[Start of Attachment]
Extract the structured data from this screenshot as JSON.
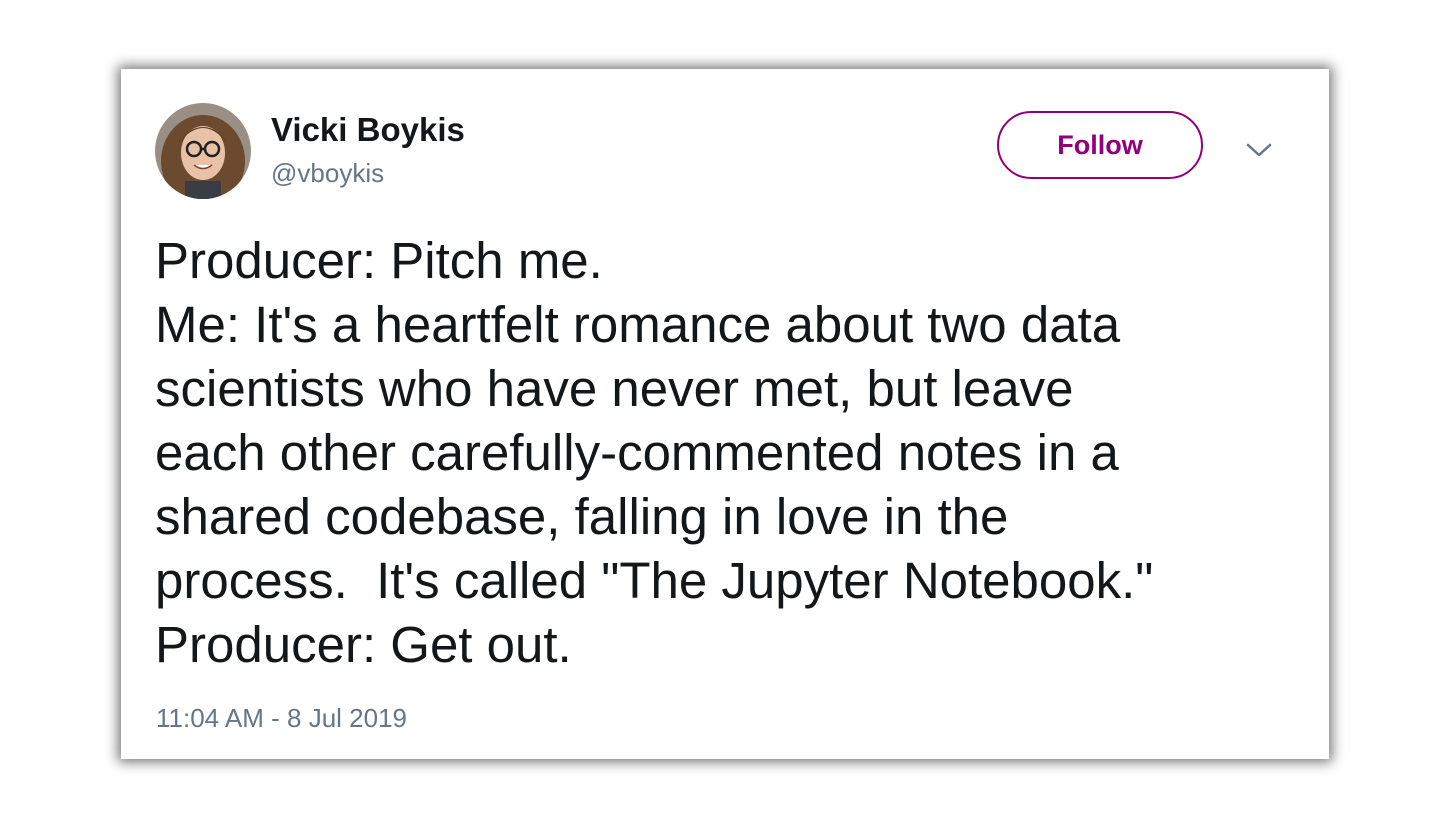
{
  "author": {
    "name": "Vicki Boykis",
    "handle": "@vboykis"
  },
  "actions": {
    "follow_label": "Follow"
  },
  "tweet": {
    "lines": [
      "Producer: Pitch me.",
      "Me: It's a heartfelt romance about two data",
      "scientists who have never met, but leave",
      "each other carefully-commented notes in a",
      "shared codebase, falling in love in the",
      "process.  It's called \"The Jupyter Notebook.\"",
      "Producer: Get out."
    ],
    "timestamp": "11:04 AM - 8 Jul 2019"
  },
  "icons": {
    "menu": "chevron-down-icon",
    "avatar": "avatar-photo"
  },
  "colors": {
    "accent": "#91007b",
    "text": "#14171a",
    "muted": "#657786"
  }
}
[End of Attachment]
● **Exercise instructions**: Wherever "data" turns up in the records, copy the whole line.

● **Written solution**:
Extract the structured data from this screenshot as JSON.
      "Me: It's a heartfelt romance about two data",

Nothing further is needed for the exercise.